▸ **Instructions to follow**
Find every line below where the word "badge" occurs. Then say how many there are, giving only the number.

"""

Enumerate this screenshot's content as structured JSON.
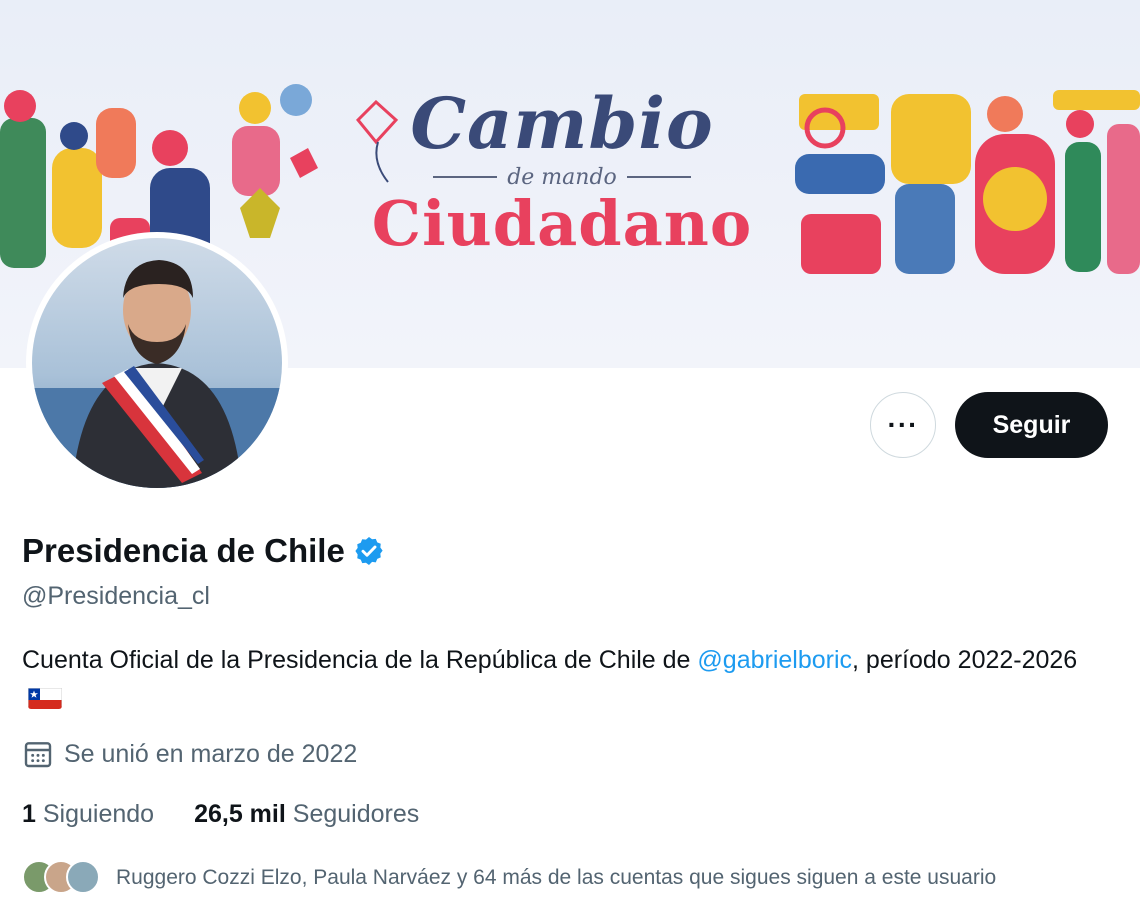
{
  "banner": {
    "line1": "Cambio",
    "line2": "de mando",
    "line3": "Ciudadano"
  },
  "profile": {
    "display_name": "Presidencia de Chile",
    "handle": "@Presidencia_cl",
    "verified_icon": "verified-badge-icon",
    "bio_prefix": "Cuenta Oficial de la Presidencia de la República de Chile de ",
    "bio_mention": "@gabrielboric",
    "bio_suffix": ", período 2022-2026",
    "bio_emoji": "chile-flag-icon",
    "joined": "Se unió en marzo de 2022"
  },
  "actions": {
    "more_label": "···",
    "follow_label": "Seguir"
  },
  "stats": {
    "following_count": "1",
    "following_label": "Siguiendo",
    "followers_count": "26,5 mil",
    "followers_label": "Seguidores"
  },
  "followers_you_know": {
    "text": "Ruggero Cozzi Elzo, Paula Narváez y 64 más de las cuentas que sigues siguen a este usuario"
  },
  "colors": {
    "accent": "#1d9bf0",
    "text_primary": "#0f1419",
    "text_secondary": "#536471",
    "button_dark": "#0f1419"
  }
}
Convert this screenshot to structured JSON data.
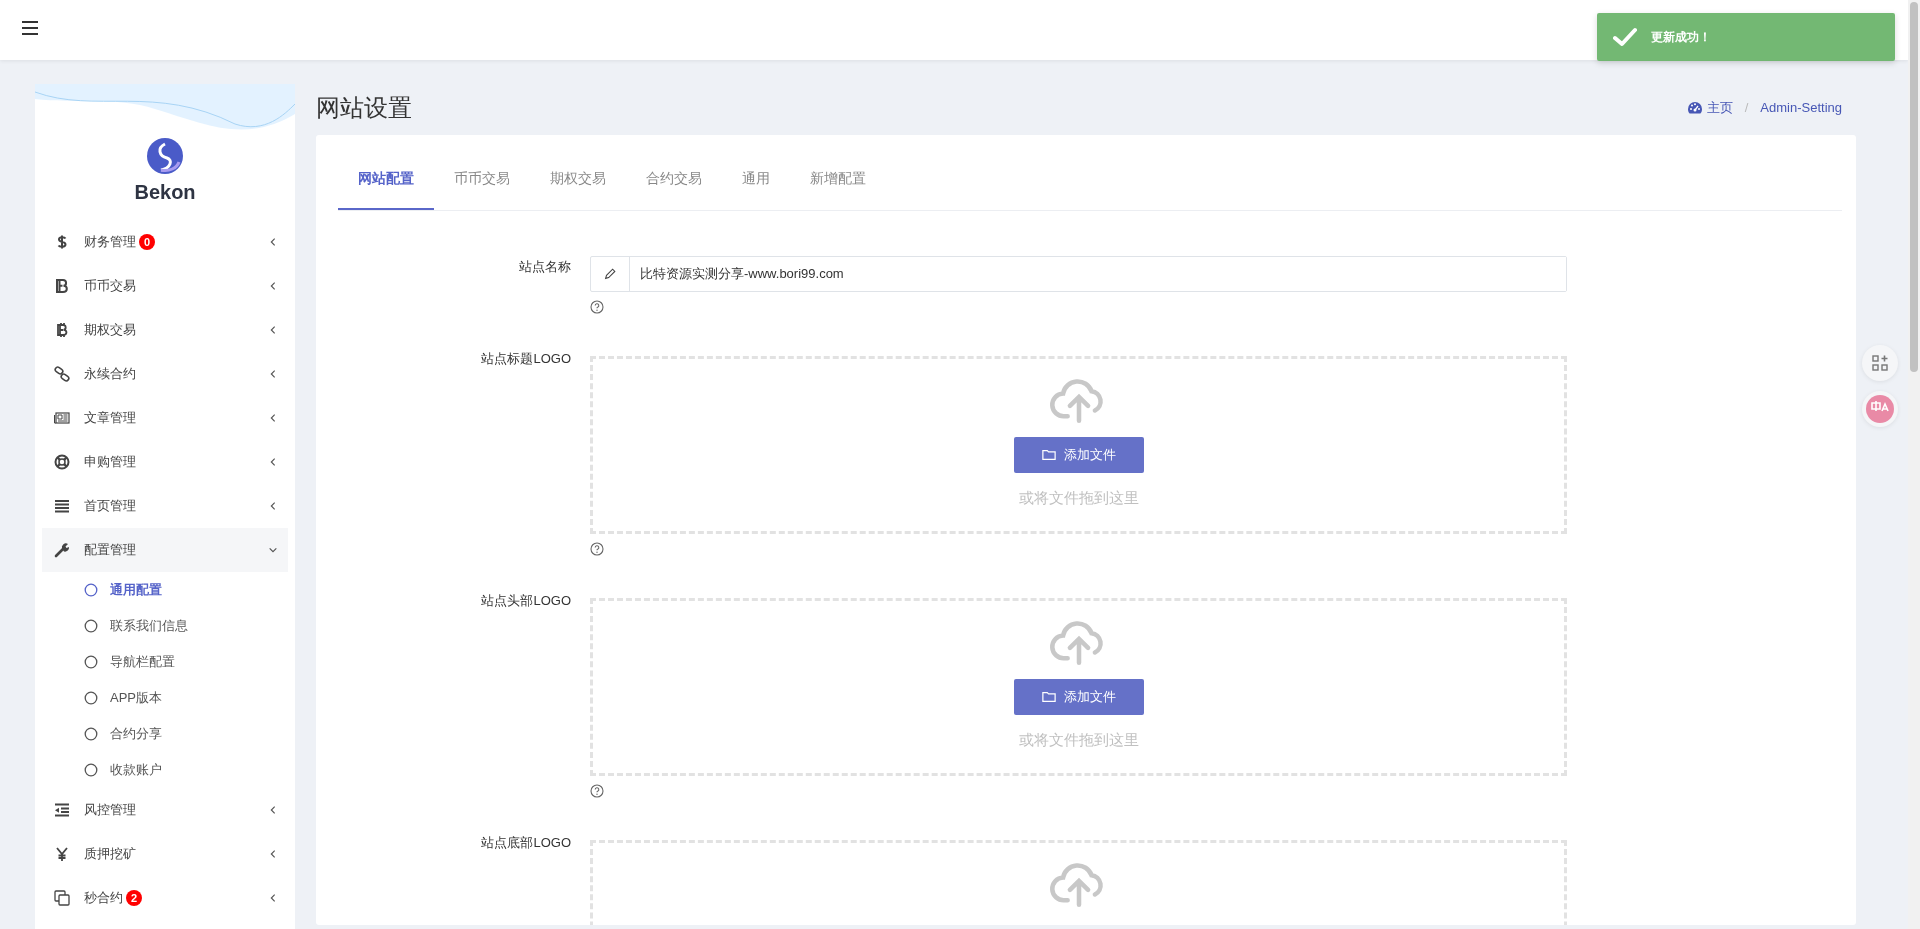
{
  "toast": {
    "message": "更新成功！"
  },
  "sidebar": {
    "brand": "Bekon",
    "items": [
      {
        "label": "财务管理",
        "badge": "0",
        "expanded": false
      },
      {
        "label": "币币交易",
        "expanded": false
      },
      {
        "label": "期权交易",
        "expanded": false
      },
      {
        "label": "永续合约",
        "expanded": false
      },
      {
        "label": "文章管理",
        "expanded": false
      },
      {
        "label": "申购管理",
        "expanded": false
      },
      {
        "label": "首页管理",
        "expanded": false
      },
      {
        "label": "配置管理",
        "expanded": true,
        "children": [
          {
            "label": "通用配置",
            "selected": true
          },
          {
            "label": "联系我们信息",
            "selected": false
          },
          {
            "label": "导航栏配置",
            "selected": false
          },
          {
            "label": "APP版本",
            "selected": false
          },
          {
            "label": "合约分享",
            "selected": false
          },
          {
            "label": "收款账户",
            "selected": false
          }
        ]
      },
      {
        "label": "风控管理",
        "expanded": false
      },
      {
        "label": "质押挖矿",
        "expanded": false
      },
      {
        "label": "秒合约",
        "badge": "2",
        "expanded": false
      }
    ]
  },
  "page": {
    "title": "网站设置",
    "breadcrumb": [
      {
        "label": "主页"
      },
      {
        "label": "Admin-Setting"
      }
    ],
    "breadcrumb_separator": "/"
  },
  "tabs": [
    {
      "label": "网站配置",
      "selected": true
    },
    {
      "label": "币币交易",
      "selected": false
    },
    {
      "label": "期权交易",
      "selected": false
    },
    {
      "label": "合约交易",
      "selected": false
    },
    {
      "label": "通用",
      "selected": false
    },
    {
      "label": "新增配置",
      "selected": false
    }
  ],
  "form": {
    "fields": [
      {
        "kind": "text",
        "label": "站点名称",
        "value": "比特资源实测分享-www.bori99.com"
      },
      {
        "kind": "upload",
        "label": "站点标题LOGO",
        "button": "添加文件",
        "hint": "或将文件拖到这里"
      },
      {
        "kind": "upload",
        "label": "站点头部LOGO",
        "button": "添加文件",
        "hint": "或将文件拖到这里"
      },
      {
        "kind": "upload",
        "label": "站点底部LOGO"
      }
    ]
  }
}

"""
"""

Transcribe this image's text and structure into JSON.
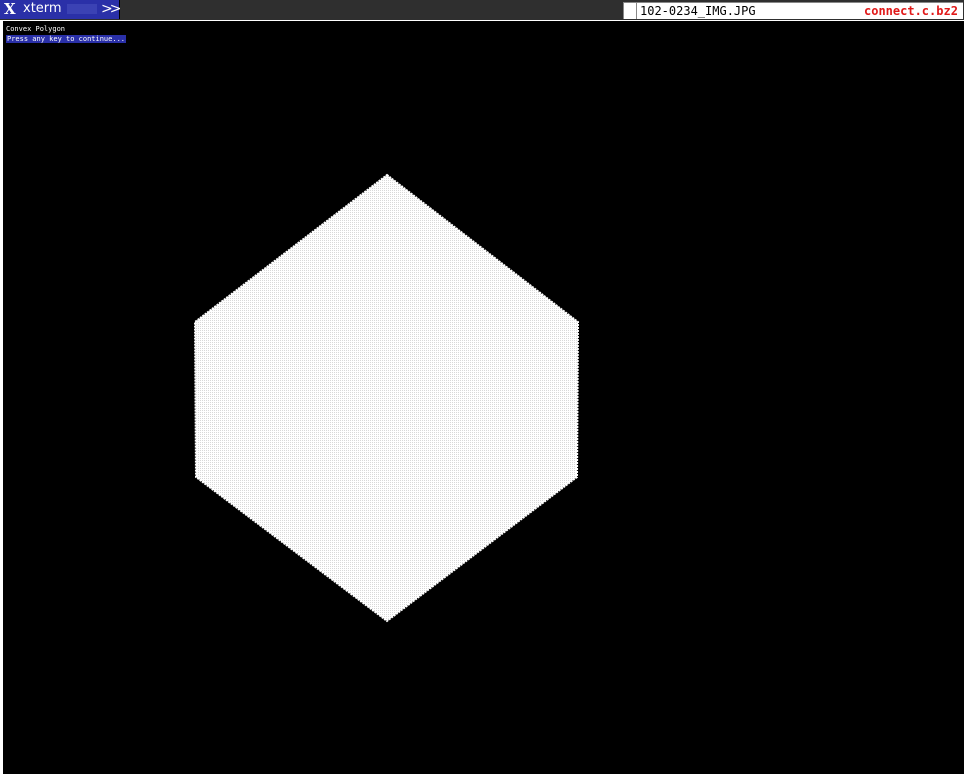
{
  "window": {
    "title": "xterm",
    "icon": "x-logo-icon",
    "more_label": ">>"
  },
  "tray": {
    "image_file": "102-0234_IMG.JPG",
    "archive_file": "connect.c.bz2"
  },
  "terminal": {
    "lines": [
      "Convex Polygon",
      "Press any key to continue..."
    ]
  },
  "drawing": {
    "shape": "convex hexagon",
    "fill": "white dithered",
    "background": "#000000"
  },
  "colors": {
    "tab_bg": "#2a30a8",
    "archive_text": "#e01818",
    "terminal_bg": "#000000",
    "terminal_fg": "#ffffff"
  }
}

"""

▸ **Reply to the task**
3